**Work item:** The number of lines holding "this" in the listing below is all you should give.
==============================
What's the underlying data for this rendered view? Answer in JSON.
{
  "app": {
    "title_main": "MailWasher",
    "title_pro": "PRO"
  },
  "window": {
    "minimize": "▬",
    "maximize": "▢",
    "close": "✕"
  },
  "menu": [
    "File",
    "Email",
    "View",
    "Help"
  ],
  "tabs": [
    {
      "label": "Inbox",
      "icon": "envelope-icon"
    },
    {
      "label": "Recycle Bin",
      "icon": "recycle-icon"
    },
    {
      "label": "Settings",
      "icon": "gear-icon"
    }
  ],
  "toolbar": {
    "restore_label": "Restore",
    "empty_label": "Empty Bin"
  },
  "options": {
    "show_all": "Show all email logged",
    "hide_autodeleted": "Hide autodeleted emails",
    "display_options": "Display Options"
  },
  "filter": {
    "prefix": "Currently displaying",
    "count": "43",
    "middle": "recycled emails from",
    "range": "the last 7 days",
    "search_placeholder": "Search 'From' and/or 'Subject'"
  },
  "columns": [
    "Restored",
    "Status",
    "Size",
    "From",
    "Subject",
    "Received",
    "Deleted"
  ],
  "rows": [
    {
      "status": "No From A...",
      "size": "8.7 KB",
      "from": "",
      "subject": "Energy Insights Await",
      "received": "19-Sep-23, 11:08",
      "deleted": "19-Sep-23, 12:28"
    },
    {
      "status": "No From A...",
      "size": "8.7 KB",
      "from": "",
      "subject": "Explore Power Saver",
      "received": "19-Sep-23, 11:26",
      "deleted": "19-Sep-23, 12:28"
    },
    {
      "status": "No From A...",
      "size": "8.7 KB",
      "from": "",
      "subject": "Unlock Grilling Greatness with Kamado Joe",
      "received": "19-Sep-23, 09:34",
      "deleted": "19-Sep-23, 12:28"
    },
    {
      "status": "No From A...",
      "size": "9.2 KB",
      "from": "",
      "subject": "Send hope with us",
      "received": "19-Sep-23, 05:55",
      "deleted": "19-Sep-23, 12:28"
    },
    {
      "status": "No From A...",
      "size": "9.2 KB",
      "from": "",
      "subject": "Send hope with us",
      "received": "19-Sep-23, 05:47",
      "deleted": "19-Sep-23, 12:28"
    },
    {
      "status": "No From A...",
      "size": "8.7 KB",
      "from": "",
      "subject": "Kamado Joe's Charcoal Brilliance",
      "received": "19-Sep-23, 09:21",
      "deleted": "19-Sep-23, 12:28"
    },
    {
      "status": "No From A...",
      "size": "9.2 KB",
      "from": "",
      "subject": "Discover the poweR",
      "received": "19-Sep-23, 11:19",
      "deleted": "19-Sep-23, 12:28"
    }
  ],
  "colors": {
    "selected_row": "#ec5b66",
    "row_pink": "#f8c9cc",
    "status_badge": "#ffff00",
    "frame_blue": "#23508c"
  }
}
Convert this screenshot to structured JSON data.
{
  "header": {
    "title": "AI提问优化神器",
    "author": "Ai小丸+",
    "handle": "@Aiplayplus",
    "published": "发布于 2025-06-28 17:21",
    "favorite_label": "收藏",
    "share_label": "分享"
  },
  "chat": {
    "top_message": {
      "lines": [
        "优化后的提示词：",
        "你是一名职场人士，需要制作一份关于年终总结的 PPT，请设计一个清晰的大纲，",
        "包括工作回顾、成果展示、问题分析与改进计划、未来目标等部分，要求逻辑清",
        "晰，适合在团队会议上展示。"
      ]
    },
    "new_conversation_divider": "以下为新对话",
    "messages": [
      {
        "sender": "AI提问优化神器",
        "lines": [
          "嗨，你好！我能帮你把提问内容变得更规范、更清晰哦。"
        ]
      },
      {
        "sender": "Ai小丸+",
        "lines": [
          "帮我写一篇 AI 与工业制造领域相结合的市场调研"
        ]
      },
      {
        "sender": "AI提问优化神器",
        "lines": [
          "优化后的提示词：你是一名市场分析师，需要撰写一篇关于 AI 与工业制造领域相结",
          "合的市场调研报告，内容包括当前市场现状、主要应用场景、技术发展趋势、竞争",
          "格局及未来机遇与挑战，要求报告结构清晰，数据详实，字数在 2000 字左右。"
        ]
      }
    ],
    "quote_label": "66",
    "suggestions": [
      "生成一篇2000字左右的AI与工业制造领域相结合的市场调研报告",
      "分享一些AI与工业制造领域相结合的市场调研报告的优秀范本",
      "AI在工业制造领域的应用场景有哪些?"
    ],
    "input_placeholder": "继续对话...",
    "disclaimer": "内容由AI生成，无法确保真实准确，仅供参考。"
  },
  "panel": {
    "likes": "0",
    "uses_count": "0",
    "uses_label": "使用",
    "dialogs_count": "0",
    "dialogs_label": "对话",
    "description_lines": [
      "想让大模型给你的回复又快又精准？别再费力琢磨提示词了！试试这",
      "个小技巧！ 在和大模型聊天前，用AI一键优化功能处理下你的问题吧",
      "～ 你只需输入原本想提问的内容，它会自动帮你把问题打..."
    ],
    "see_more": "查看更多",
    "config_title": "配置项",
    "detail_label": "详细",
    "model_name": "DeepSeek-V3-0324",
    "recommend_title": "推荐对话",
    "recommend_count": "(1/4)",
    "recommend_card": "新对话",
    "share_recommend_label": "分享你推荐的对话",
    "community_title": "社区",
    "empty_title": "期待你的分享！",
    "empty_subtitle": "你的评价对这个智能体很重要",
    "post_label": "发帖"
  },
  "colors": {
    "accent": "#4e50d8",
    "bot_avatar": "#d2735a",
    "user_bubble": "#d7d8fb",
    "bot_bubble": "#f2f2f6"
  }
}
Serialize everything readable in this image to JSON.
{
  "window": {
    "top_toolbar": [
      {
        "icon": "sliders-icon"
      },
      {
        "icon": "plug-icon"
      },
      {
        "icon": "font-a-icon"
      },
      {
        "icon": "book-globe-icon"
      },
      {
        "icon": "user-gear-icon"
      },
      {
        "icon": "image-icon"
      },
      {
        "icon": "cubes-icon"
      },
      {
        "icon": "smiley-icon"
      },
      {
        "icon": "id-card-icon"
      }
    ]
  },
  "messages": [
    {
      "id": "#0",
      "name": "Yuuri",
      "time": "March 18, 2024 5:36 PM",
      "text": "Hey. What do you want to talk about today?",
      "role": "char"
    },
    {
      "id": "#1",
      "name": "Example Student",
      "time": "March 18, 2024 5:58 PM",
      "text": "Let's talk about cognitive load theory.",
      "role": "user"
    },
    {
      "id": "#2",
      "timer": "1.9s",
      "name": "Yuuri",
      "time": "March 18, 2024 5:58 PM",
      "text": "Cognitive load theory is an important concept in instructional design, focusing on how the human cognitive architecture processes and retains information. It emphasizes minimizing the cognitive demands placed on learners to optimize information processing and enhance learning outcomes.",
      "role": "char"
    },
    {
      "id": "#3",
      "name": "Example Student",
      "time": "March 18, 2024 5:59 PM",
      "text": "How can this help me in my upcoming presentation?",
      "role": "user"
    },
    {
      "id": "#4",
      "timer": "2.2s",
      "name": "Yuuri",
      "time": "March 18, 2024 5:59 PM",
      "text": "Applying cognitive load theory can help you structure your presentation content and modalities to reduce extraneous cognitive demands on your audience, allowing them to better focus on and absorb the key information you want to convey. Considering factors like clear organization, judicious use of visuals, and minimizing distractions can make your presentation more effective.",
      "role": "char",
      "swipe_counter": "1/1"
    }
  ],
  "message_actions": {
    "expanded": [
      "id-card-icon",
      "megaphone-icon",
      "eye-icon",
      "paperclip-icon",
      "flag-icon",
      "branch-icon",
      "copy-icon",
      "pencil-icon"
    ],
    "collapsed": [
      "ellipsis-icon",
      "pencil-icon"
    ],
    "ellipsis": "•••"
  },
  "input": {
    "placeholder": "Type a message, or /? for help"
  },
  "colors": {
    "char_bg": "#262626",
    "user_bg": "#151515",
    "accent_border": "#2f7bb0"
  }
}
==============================
**Completed exercise:** 4